In the material below, find each line with the word "icon" and copy it.

START Exercise material

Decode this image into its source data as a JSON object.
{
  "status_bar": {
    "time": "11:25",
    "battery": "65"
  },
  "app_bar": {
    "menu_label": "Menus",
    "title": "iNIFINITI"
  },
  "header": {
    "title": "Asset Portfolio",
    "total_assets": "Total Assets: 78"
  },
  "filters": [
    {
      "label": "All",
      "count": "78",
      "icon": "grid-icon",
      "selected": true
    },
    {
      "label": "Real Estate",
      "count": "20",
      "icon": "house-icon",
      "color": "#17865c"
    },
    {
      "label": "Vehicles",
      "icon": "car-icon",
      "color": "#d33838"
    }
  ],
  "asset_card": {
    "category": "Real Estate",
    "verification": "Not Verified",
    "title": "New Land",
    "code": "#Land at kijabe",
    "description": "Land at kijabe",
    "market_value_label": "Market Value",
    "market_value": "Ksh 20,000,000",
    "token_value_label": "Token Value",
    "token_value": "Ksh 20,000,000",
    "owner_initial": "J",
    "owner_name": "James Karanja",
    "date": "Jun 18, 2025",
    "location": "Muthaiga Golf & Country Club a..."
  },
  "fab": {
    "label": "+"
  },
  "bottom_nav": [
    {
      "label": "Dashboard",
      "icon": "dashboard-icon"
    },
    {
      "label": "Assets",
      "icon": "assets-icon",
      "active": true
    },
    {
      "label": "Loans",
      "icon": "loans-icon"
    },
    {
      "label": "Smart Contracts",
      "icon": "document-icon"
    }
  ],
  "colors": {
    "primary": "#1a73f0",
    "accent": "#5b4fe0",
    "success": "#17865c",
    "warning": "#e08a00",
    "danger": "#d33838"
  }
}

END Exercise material

_Solution to the exercise_
      "icon": "grid-icon",
      "icon": "house-icon",
      "icon": "car-icon",
      "icon": "dashboard-icon"
      "icon": "assets-icon",
      "icon": "loans-icon"
      "icon": "document-icon"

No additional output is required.